====== Input data

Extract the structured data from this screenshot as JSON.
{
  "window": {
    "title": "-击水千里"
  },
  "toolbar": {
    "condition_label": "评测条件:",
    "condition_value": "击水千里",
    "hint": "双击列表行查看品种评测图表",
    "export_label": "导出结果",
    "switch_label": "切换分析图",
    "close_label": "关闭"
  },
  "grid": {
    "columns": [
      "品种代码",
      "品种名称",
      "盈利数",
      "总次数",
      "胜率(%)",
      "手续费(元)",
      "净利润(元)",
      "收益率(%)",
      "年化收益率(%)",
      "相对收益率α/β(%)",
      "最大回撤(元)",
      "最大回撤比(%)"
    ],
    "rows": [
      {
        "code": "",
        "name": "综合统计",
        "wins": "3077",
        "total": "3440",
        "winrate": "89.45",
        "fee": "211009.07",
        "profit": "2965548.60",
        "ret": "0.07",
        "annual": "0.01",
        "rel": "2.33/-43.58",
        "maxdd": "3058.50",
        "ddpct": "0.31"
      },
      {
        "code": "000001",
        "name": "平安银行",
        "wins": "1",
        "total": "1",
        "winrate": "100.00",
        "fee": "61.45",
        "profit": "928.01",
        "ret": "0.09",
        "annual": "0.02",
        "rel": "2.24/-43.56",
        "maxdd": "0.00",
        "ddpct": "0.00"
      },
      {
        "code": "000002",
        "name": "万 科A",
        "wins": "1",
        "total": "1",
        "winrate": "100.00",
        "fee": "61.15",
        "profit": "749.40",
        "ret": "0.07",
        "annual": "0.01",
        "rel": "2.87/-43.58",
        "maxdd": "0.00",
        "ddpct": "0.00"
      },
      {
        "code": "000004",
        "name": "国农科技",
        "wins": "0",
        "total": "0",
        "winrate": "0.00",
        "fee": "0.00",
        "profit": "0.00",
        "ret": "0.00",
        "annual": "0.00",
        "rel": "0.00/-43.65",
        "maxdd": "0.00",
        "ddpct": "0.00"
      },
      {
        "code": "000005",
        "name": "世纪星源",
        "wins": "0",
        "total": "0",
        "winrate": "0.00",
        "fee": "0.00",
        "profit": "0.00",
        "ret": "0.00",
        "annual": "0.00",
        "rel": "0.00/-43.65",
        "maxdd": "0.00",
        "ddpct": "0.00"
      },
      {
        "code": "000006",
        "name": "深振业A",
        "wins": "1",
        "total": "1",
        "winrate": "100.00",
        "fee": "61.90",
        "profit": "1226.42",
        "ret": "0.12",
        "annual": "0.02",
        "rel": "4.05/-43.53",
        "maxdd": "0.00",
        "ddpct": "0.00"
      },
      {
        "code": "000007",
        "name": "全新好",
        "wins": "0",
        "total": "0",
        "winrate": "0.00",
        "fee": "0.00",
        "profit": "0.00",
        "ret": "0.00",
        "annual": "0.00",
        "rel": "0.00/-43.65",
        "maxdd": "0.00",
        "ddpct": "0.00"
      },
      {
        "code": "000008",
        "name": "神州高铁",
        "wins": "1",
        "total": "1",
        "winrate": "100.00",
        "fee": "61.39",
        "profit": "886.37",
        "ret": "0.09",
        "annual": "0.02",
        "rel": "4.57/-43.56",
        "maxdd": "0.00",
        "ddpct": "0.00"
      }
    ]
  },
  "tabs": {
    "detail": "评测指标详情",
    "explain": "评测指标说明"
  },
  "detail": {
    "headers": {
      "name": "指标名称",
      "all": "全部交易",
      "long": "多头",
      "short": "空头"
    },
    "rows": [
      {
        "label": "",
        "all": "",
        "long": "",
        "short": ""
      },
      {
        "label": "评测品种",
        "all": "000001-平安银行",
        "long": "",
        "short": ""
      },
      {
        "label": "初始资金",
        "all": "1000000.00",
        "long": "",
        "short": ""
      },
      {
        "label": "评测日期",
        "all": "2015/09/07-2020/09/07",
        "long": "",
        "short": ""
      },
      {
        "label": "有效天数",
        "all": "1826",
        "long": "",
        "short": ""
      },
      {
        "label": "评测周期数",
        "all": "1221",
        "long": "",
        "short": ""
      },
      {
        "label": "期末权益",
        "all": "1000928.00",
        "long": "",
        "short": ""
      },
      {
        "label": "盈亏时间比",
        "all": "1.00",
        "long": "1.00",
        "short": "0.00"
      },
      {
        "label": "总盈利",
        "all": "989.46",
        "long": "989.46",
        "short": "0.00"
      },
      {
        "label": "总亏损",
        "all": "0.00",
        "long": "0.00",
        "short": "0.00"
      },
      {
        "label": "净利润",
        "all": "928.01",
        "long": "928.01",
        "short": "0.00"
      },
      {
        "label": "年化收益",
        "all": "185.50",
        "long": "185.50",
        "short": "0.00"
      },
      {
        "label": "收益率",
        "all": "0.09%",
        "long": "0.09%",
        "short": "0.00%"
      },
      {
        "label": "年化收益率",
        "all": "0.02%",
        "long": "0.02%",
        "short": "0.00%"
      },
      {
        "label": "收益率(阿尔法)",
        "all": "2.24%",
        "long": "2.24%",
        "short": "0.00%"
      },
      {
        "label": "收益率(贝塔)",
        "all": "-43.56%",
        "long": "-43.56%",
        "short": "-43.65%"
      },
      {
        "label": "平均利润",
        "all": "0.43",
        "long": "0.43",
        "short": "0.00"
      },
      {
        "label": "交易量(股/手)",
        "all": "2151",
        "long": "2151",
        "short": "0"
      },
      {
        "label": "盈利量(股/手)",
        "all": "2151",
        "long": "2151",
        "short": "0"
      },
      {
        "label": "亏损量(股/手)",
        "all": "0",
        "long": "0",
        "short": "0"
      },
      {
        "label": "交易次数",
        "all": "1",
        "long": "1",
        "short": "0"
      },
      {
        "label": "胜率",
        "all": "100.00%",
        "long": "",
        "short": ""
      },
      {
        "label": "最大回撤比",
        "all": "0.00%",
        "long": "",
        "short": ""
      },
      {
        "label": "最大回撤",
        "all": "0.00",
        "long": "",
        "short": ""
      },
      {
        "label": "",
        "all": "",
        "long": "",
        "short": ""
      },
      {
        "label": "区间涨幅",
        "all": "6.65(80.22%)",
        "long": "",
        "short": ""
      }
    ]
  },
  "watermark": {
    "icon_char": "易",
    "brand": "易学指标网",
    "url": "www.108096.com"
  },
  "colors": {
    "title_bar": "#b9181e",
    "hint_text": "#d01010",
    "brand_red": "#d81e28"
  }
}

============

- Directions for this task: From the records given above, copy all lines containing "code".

- Exercise result:
        "code": "",
        "code": "000001",
        "code": "000002",
        "code": "000004",
        "code": "000005",
        "code": "000006",
        "code": "000007",
        "code": "000008",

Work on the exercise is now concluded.